Among the lines below, some may contain the string "this". Say how many do, and give nothing besides the number.

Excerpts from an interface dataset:
--
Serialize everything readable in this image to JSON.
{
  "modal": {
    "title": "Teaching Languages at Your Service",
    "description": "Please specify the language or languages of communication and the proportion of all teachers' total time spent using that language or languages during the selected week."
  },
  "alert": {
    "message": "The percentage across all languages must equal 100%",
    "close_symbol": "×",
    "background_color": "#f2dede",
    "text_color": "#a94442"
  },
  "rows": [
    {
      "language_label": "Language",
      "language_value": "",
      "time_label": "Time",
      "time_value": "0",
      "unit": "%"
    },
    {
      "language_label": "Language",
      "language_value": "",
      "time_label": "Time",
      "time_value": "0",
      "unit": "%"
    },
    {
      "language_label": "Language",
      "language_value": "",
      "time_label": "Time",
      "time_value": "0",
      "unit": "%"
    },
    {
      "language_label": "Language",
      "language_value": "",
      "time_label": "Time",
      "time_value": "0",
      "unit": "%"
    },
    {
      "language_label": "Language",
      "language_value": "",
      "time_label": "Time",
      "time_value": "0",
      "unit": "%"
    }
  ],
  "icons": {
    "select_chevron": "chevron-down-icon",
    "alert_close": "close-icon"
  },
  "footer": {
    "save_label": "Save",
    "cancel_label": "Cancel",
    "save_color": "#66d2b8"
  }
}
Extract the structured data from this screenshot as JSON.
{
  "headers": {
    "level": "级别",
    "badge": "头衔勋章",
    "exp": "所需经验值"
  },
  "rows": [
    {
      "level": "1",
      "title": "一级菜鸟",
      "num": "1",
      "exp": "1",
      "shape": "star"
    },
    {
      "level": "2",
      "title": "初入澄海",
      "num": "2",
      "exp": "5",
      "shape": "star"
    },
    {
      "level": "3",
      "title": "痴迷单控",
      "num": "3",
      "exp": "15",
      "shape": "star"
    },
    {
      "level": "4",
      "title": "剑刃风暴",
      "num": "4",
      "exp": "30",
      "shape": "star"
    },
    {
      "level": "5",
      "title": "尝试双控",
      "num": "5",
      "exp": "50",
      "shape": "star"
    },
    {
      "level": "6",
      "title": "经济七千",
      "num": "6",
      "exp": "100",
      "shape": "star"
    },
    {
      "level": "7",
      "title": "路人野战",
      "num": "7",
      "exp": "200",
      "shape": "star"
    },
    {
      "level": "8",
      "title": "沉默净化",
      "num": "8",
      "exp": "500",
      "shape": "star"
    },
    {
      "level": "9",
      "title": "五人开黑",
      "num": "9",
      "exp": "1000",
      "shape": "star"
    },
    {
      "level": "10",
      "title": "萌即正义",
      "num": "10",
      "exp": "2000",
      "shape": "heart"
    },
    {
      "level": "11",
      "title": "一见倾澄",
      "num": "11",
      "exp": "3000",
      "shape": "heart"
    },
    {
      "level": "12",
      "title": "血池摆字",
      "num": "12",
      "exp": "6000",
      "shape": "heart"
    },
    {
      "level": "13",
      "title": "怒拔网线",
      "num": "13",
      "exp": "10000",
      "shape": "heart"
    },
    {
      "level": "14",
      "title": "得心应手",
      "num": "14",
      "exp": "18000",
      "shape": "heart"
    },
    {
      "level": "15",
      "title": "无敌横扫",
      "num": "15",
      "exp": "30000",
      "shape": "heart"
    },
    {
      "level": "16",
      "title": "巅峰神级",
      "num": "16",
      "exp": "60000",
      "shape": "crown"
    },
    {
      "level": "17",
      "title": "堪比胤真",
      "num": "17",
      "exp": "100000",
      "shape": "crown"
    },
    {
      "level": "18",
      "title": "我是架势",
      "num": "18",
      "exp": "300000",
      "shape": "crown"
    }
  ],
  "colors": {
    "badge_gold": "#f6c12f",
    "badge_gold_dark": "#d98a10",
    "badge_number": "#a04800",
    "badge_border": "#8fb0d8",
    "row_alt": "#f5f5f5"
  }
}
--
**Answer space**
2